Cash Flow Planning Is Not Just For Business
Cash flow planning is a very useful tool for businesses; however they can be helpful for personal finances as well.
Thinking about the future
When you’re young you feel invincible; it rarely occurs to you that one day you will no longer be young. You don’t think about how you will cope when you are no longer able to work. If you have children, you will most likely spend more time worrying about their future than your own.
The future can be quite worrying, so it’s important that we do all that we can today to alleviate some of those worries. We cannot predict the future, but we can try and minimize the impact of what the future may throw at us.

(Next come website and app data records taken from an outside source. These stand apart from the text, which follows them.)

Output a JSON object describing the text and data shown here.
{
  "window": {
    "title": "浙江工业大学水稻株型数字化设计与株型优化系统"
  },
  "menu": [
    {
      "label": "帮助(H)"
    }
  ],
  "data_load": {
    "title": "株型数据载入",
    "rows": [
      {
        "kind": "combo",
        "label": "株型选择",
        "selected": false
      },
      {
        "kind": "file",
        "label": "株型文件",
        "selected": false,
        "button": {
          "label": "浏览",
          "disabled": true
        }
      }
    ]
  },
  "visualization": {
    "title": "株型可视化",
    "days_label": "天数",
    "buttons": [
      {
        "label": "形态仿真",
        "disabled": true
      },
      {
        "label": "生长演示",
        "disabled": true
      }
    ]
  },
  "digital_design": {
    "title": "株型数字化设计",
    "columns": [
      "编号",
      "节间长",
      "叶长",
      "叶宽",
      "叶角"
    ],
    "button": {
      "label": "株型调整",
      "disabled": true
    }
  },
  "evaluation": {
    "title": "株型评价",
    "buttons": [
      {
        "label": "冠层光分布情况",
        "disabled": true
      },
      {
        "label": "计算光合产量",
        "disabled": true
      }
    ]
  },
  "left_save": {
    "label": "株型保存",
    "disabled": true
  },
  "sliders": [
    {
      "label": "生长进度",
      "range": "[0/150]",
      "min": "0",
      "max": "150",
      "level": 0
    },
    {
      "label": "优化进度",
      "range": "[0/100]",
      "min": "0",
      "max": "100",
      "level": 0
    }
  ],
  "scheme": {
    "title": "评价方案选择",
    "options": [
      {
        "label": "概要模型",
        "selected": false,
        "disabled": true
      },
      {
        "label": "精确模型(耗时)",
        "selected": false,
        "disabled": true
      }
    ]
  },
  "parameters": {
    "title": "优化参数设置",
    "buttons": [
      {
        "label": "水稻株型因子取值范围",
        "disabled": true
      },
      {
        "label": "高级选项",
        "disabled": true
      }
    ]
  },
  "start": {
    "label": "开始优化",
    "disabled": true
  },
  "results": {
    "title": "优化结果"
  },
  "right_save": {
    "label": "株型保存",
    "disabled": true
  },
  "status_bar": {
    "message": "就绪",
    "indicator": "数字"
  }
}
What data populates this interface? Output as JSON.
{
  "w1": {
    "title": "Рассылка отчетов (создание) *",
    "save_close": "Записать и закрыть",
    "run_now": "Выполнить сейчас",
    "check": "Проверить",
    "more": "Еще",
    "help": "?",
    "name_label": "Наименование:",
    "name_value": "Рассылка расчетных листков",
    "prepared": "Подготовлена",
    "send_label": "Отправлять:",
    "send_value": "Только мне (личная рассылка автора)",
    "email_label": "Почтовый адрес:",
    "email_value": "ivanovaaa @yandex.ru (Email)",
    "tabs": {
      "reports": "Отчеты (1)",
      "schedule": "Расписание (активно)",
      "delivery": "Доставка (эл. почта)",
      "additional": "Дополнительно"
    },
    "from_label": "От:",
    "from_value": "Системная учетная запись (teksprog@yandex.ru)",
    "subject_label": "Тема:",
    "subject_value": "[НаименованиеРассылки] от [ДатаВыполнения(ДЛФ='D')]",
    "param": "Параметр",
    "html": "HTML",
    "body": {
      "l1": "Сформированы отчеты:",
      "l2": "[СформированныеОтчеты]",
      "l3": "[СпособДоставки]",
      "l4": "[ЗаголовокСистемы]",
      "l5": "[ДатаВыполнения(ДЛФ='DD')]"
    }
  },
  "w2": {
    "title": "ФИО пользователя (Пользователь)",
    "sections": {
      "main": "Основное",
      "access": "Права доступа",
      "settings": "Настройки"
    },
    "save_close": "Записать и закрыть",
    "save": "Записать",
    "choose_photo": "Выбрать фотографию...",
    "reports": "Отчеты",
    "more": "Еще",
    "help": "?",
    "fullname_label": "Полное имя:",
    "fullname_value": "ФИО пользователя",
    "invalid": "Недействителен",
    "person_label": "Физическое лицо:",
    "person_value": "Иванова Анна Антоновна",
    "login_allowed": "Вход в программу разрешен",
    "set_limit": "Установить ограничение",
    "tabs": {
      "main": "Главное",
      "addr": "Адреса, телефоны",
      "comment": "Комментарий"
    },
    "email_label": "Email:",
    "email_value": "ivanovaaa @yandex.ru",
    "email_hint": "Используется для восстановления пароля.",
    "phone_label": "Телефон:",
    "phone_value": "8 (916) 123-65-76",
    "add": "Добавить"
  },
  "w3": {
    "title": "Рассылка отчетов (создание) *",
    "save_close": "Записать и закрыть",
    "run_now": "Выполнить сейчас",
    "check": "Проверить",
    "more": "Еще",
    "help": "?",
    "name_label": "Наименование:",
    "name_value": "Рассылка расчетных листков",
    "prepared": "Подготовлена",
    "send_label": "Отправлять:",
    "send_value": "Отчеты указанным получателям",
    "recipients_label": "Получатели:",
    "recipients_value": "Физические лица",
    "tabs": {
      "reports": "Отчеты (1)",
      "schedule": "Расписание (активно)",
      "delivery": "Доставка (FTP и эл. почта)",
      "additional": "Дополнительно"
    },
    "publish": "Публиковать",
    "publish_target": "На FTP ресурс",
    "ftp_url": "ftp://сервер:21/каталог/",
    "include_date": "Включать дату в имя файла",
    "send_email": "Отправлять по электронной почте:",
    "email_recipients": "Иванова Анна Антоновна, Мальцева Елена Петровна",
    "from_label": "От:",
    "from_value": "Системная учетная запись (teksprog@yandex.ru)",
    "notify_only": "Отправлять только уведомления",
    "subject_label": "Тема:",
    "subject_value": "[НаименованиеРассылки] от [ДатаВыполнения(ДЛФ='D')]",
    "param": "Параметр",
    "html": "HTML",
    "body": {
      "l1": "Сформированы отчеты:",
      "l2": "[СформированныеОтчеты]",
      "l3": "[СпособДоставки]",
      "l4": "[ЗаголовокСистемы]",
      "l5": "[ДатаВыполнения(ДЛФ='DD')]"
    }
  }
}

How can cash flow planning help?
Every month more and more families are finding it difficult to cope with the increasing costs of living. When you have people struggling to deal with paying for now, then it is understandable that they will fail to plan for the future. However, it is possible to improve your situation now so that you can look towards the future.
A cash flow statement is a plan which takes your income and measures it against your outgoings to assess your net cash flow.
Revenue for your cash flow plan can include –
• Wages/ salary (individual or household)
• Interest earned on all savings accounts
• Benefit payments
• Assets from houses/ car/ etc
• Anything else which generates an income
Outgoings for your cash flow plan can include –
• Rent or mortgage
• Utility bills (electricity/ gas/ water/ phones/ etc)
• Weekly/ monthly shopping costs
• Travel costs (petrol/ bus/ train/ taxi/ etc)
• Leisure (clothes/ books/ days out/ restaurants/ pubs/ etc)
• Anything else which you regularly pay
To calculate your net cash flow, you will need to subtract your outgoings from your income. If your income is greater than your outgoings, then you are considered to have a positive net cash flow. However, if your outgoings are higher than your income, then you are deemed to have a negative net cash flow.
If you have a negative net cash flow, then you may need to reassess your outgoings and see where you can cut down.
How can I improve my net cash flow?
If you currently have a negative net cash flow, or you want to improve your positive net cash flow, then the best way to achieve this is to look at your outgoings.
Start with the things that you want and don’t need (such as holidays or football season tickets) and work your way upwards. Once you take care of your wants, then you can work on your needs.
If you have travel costs, then see how you can make these cheaper. If you drive then, you can work out if public transport would work out cheaper. If you live near your place of work then maybe you can walk or cycle to work.
As you work your way through your cash flow plan, you will be surprised with some small changes you can make to reduce your outgoings.